Information provided START
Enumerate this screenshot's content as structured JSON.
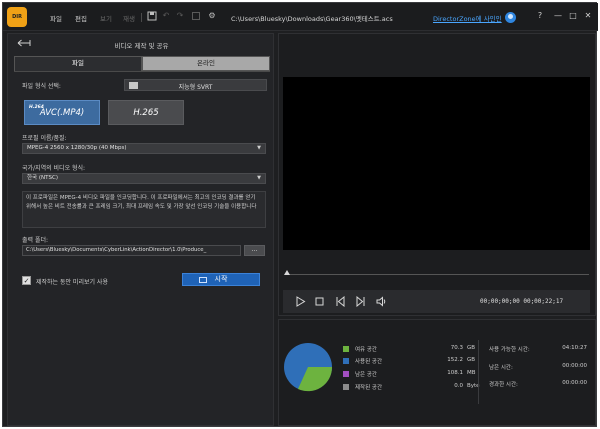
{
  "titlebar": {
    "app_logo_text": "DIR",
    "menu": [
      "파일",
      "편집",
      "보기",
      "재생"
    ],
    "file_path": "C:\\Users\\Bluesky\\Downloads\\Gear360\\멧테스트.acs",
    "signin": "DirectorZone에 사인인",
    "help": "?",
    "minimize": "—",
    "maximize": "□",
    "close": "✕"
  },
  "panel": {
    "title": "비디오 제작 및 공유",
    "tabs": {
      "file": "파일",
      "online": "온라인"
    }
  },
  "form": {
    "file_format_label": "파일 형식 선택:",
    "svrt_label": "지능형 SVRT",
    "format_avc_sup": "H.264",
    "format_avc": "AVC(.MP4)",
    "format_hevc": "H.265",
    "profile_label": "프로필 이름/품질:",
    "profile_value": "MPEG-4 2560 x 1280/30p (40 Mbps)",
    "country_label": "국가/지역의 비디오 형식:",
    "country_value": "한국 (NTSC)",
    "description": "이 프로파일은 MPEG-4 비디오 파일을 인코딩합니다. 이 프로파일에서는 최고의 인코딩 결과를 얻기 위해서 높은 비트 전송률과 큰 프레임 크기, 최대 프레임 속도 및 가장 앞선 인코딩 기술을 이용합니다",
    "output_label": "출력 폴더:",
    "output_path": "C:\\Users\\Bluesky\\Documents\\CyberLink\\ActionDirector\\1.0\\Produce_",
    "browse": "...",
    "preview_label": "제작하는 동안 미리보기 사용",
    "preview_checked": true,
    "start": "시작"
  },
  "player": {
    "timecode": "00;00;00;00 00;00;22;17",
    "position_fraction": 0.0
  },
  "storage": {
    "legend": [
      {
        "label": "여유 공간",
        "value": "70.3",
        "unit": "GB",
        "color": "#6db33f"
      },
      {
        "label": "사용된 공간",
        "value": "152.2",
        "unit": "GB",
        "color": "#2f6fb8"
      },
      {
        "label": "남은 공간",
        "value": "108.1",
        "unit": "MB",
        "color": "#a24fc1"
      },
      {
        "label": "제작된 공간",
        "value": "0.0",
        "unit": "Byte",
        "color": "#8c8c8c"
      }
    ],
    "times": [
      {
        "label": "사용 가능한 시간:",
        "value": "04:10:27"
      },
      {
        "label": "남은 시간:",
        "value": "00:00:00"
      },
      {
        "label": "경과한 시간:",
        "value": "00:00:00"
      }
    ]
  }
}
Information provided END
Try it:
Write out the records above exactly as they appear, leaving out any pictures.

Exercise result:
Enumerate this screenshot's content as structured JSON.
{
  "titlebar": {
    "app_logo_text": "DIR",
    "menu": [
      "파일",
      "편집",
      "보기",
      "재생"
    ],
    "file_path": "C:\\Users\\Bluesky\\Downloads\\Gear360\\멧테스트.acs",
    "signin": "DirectorZone에 사인인",
    "help": "?",
    "minimize": "—",
    "maximize": "□",
    "close": "✕"
  },
  "panel": {
    "title": "비디오 제작 및 공유",
    "tabs": {
      "file": "파일",
      "online": "온라인"
    }
  },
  "form": {
    "file_format_label": "파일 형식 선택:",
    "svrt_label": "지능형 SVRT",
    "format_avc_sup": "H.264",
    "format_avc": "AVC(.MP4)",
    "format_hevc": "H.265",
    "profile_label": "프로필 이름/품질:",
    "profile_value": "MPEG-4 2560 x 1280/30p (40 Mbps)",
    "country_label": "국가/지역의 비디오 형식:",
    "country_value": "한국 (NTSC)",
    "description": "이 프로파일은 MPEG-4 비디오 파일을 인코딩합니다. 이 프로파일에서는 최고의 인코딩 결과를 얻기 위해서 높은 비트 전송률과 큰 프레임 크기, 최대 프레임 속도 및 가장 앞선 인코딩 기술을 이용합니다",
    "output_label": "출력 폴더:",
    "output_path": "C:\\Users\\Bluesky\\Documents\\CyberLink\\ActionDirector\\1.0\\Produce_",
    "browse": "...",
    "preview_label": "제작하는 동안 미리보기 사용",
    "preview_checked": true,
    "start": "시작"
  },
  "player": {
    "timecode": "00;00;00;00 00;00;22;17",
    "position_fraction": 0.0
  },
  "storage": {
    "legend": [
      {
        "label": "여유 공간",
        "value": "70.3",
        "unit": "GB",
        "color": "#6db33f"
      },
      {
        "label": "사용된 공간",
        "value": "152.2",
        "unit": "GB",
        "color": "#2f6fb8"
      },
      {
        "label": "남은 공간",
        "value": "108.1",
        "unit": "MB",
        "color": "#a24fc1"
      },
      {
        "label": "제작된 공간",
        "value": "0.0",
        "unit": "Byte",
        "color": "#8c8c8c"
      }
    ],
    "times": [
      {
        "label": "사용 가능한 시간:",
        "value": "04:10:27"
      },
      {
        "label": "남은 시간:",
        "value": "00:00:00"
      },
      {
        "label": "경과한 시간:",
        "value": "00:00:00"
      }
    ]
  }
}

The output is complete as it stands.